c. Restatement (2d) §33 – Certainty: (Supports Sun Printing)
i. The terms of a K are reasonably certain if they provide a basis for determining the existence of a breach and for giving an appropriate remedy.
ii. The fact that one or more terms of a proposed bargain are left open and uncertain may show that a manifestation of intention is not intended to be understood as an offer or as an acceptance.
d. Restatement (2d) §34 – Certainty and Choice of Terms:
i. (1) terms of a contract may be reasonably certain even though it empowers one or both parties to make a selection of terms in the course of performance
ii. (2) part performance under an agreement may remove uncertainty and establish that a contract enforceable as a bargain has been formed
iii. (3) action in reliance on an agreement may make a contractual remedy appropriate even though uncertainty is not removed.
e. Restatement (2d) §204 – Supplying an Omitted Essential Term:
i. When parties to a bargain sufficiently defined to be a contract have not agreed with respect to a term which is essential to a determination of their rights and duties, a term which is reasonable in the circumstances is supplied by the court.
IV. Illusory Promises
a. Illusory Promise: a promise that leaves complete discretion to perform or not perform in the hands of the promisor and on its face would be unenforceable for lack of mutual assent. The courts may fill in this gap in the manifestation of assent by supplying an obligation to exercise this discretion in “good faith”.

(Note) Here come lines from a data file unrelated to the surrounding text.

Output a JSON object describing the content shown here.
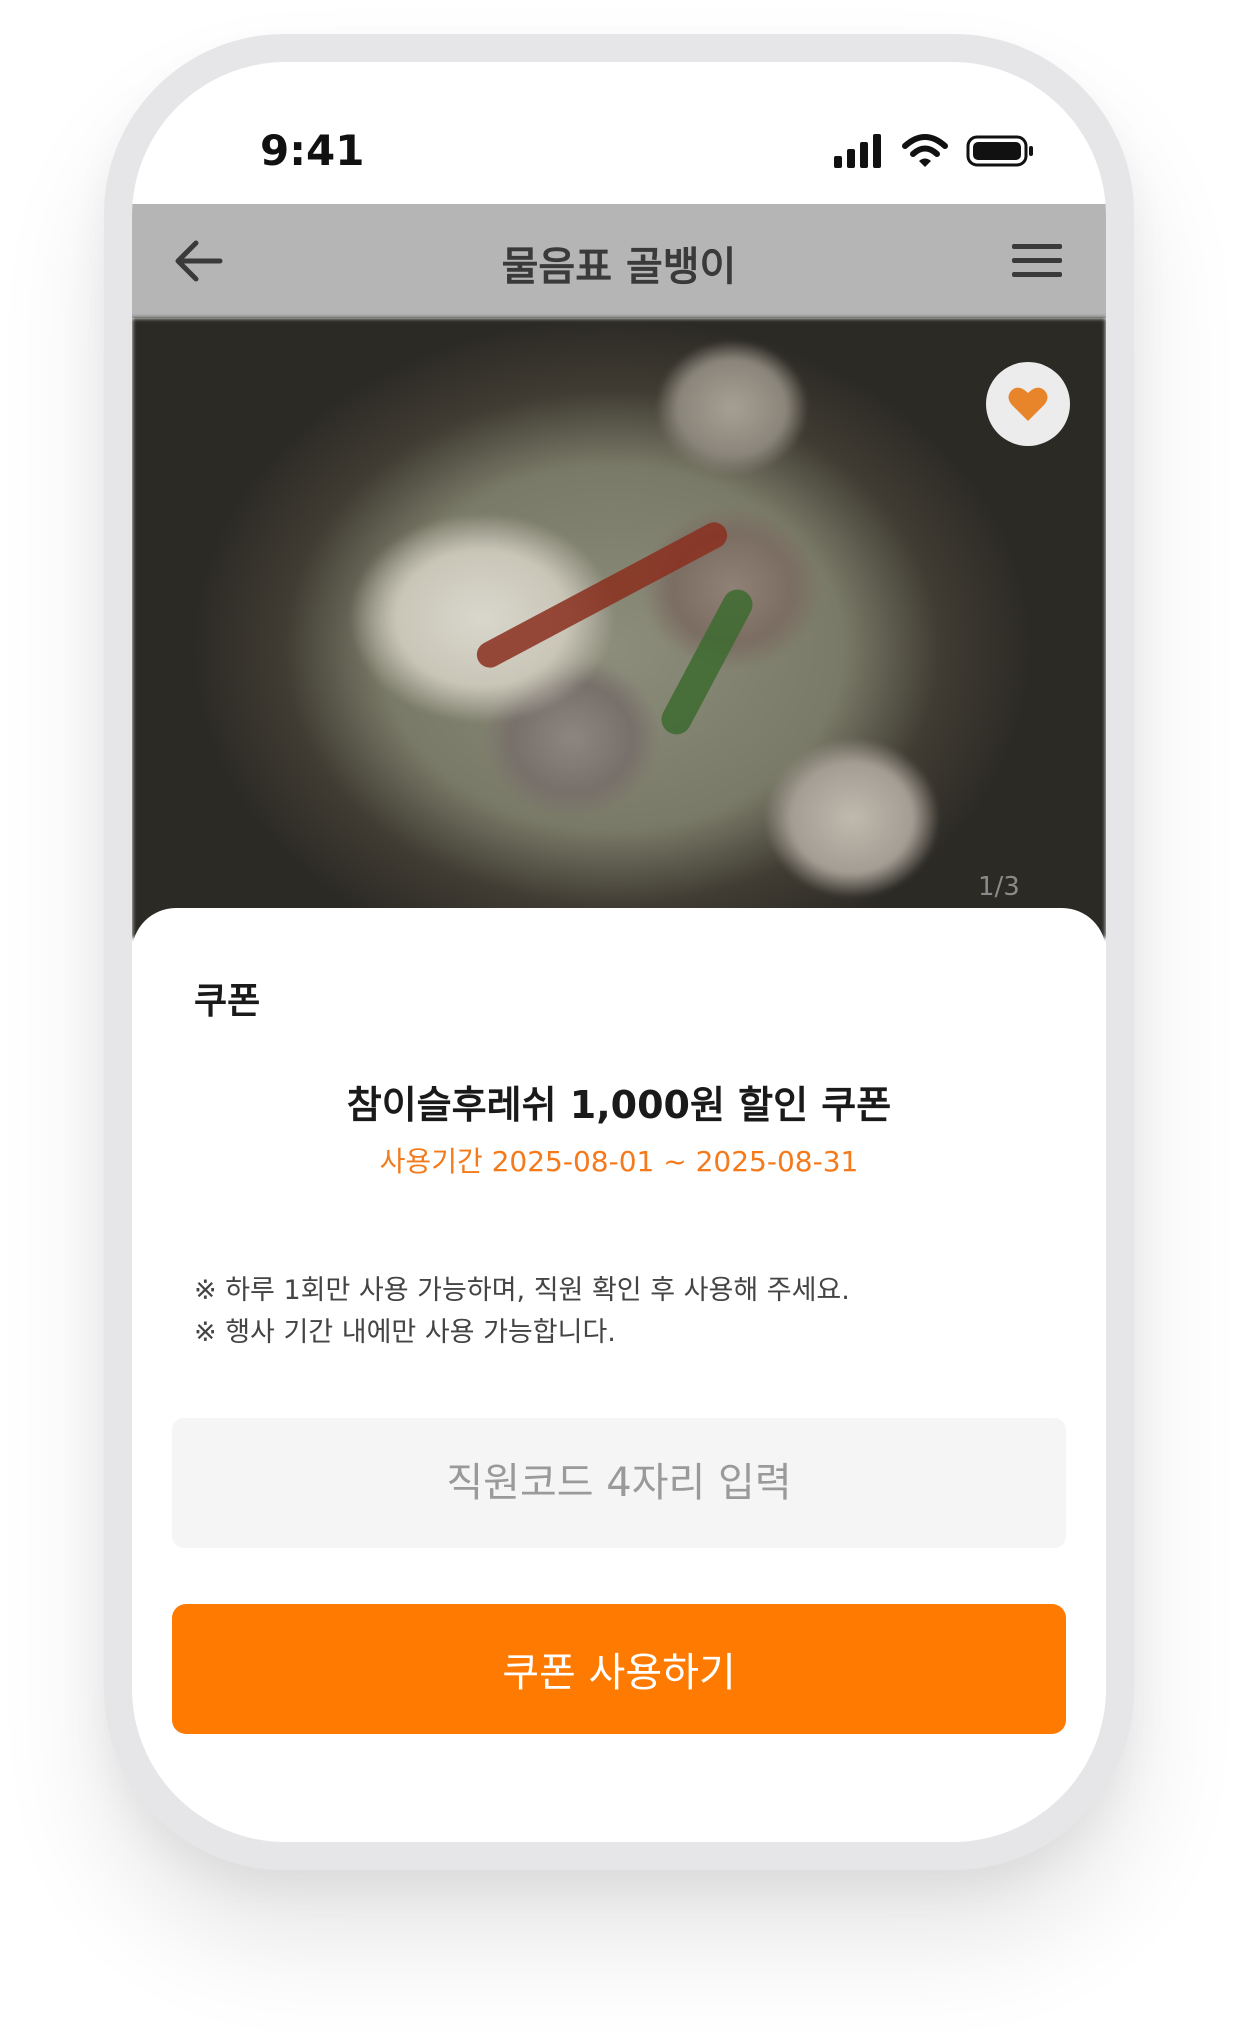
{
  "status_bar": {
    "time": "9:41"
  },
  "header": {
    "title": "물음표 골뱅이"
  },
  "photo": {
    "counter": "1/3"
  },
  "coupon_sheet": {
    "title": "쿠폰",
    "coupon_name": "참이슬후레쉬 1,000원 할인 쿠폰",
    "period": "사용기간 2025-08-01 ~ 2025-08-31",
    "notices": [
      "※ 하루 1회만 사용 가능하며, 직원 확인 후 사용해 주세요.",
      "※ 행사 기간 내에만 사용 가능합니다."
    ],
    "code_input": {
      "placeholder": "직원코드 4자리 입력",
      "value": ""
    },
    "use_button_label": "쿠폰 사용하기"
  },
  "colors": {
    "accent": "#ff7a00",
    "period_text": "#f47a1b",
    "header_dim": "#b5b5b5",
    "heart": "#e8842a"
  }
}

b. Requirement K: Focus on buyer – seller agrees to sell amnt needed by buyer
c. Output K: Focuses seller – buyer agrees to buy all output of a seller.
d. Two types of judicially supplied gap fillers:
i. Default Rules -Legal rules that the parties can avoid or vary by means of an express clause that differs from the term a court will otherwise supply by default.
ii. Immutable Rules – May not be varied by consent and will override any express clause to the contrary. (duty of good faith)
e. New York Central Iron Works Co. v. United States Radiator Co. (P K w/D for D to supply all of P’s radiator needs for year, then P’s needs more than doubled than previous year. D refuses to fill P’s order. K held enforceable)